▶ [Exercise instructions]: The data below is to be repeated in full, exactly as given.

Website and app data records:
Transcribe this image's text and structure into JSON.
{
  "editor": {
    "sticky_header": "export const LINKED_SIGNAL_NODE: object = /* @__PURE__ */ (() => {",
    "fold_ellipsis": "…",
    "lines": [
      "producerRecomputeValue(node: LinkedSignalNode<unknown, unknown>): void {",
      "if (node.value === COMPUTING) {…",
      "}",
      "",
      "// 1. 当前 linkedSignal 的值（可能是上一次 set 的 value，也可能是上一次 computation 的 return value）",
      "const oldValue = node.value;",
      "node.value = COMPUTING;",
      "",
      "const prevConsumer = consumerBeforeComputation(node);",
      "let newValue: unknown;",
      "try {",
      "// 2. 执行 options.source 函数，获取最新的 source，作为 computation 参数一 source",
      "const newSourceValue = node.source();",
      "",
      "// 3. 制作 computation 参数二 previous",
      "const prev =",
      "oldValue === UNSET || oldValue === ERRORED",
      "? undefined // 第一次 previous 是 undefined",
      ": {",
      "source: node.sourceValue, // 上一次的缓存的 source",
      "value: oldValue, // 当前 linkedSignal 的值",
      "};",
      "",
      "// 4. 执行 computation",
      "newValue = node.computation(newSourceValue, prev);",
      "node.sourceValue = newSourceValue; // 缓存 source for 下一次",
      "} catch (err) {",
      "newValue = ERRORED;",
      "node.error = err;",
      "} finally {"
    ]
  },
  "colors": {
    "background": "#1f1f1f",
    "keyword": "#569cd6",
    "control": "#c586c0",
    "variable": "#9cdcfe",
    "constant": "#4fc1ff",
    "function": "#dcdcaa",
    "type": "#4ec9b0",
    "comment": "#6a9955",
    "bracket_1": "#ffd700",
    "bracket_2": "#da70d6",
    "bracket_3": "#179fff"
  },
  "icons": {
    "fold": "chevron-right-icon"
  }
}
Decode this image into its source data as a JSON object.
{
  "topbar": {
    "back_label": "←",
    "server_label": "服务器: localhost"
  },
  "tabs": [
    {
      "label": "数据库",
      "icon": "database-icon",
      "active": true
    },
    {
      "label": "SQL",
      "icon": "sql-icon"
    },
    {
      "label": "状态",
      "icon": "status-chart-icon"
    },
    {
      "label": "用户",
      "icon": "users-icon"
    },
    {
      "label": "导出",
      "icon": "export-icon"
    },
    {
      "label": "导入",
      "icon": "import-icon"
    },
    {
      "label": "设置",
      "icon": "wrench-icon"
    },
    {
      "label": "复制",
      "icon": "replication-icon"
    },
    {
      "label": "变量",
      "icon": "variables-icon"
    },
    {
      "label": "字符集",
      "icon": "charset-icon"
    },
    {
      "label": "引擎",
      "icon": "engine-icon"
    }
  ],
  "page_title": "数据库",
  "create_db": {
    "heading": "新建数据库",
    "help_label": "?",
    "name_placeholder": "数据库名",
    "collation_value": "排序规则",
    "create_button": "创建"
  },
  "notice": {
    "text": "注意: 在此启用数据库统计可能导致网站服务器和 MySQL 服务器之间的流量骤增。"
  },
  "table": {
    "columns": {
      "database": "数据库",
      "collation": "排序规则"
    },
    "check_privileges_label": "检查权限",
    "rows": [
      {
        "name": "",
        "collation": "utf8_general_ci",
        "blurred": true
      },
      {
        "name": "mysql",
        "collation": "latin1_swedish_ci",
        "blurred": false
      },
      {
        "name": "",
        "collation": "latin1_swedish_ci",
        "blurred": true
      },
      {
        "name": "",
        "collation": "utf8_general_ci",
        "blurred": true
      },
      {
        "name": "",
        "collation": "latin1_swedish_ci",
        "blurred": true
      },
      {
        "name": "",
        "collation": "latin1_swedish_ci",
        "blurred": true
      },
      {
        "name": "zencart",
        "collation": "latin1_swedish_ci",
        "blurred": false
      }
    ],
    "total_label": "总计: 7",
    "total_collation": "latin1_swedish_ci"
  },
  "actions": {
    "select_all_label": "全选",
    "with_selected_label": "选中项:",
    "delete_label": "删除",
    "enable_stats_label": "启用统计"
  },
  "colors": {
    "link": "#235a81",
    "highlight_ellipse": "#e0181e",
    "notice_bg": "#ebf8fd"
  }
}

▶ [Result for this exercise]:
Transcribe this image's text and structure into JSON.
{
  "editor": {
    "sticky_header": "export const LINKED_SIGNAL_NODE: object = /* @__PURE__ */ (() => {",
    "fold_ellipsis": "…",
    "lines": [
      "producerRecomputeValue(node: LinkedSignalNode<unknown, unknown>): void {",
      "if (node.value === COMPUTING) {…",
      "}",
      "",
      "// 1. 当前 linkedSignal 的值（可能是上一次 set 的 value，也可能是上一次 computation 的 return value）",
      "const oldValue = node.value;",
      "node.value = COMPUTING;",
      "",
      "const prevConsumer = consumerBeforeComputation(node);",
      "let newValue: unknown;",
      "try {",
      "// 2. 执行 options.source 函数，获取最新的 source，作为 computation 参数一 source",
      "const newSourceValue = node.source();",
      "",
      "// 3. 制作 computation 参数二 previous",
      "const prev =",
      "oldValue === UNSET || oldValue === ERRORED",
      "? undefined // 第一次 previous 是 undefined",
      ": {",
      "source: node.sourceValue, // 上一次的缓存的 source",
      "value: oldValue, // 当前 linkedSignal 的值",
      "};",
      "",
      "// 4. 执行 computation",
      "newValue = node.computation(newSourceValue, prev);",
      "node.sourceValue = newSourceValue; // 缓存 source for 下一次",
      "} catch (err) {",
      "newValue = ERRORED;",
      "node.error = err;",
      "} finally {"
    ]
  },
  "colors": {
    "background": "#1f1f1f",
    "keyword": "#569cd6",
    "control": "#c586c0",
    "variable": "#9cdcfe",
    "constant": "#4fc1ff",
    "function": "#dcdcaa",
    "type": "#4ec9b0",
    "comment": "#6a9955",
    "bracket_1": "#ffd700",
    "bracket_2": "#da70d6",
    "bracket_3": "#179fff"
  },
  "icons": {
    "fold": "chevron-right-icon"
  }
}
Decode this image into its source data as a JSON object.
{
  "topbar": {
    "back_label": "←",
    "server_label": "服务器: localhost"
  },
  "tabs": [
    {
      "label": "数据库",
      "icon": "database-icon",
      "active": true
    },
    {
      "label": "SQL",
      "icon": "sql-icon"
    },
    {
      "label": "状态",
      "icon": "status-chart-icon"
    },
    {
      "label": "用户",
      "icon": "users-icon"
    },
    {
      "label": "导出",
      "icon": "export-icon"
    },
    {
      "label": "导入",
      "icon": "import-icon"
    },
    {
      "label": "设置",
      "icon": "wrench-icon"
    },
    {
      "label": "复制",
      "icon": "replication-icon"
    },
    {
      "label": "变量",
      "icon": "variables-icon"
    },
    {
      "label": "字符集",
      "icon": "charset-icon"
    },
    {
      "label": "引擎",
      "icon": "engine-icon"
    }
  ],
  "page_title": "数据库",
  "create_db": {
    "heading": "新建数据库",
    "help_label": "?",
    "name_placeholder": "数据库名",
    "collation_value": "排序规则",
    "create_button": "创建"
  },
  "notice": {
    "text": "注意: 在此启用数据库统计可能导致网站服务器和 MySQL 服务器之间的流量骤增。"
  },
  "table": {
    "columns": {
      "database": "数据库",
      "collation": "排序规则"
    },
    "check_privileges_label": "检查权限",
    "rows": [
      {
        "name": "",
        "collation": "utf8_general_ci",
        "blurred": true
      },
      {
        "name": "mysql",
        "collation": "latin1_swedish_ci",
        "blurred": false
      },
      {
        "name": "",
        "collation": "latin1_swedish_ci",
        "blurred": true
      },
      {
        "name": "",
        "collation": "utf8_general_ci",
        "blurred": true
      },
      {
        "name": "",
        "collation": "latin1_swedish_ci",
        "blurred": true
      },
      {
        "name": "",
        "collation": "latin1_swedish_ci",
        "blurred": true
      },
      {
        "name": "zencart",
        "collation": "latin1_swedish_ci",
        "blurred": false
      }
    ],
    "total_label": "总计: 7",
    "total_collation": "latin1_swedish_ci"
  },
  "actions": {
    "select_all_label": "全选",
    "with_selected_label": "选中项:",
    "delete_label": "删除",
    "enable_stats_label": "启用统计"
  },
  "colors": {
    "link": "#235a81",
    "highlight_ellipse": "#e0181e",
    "notice_bg": "#ebf8fd"
  }
}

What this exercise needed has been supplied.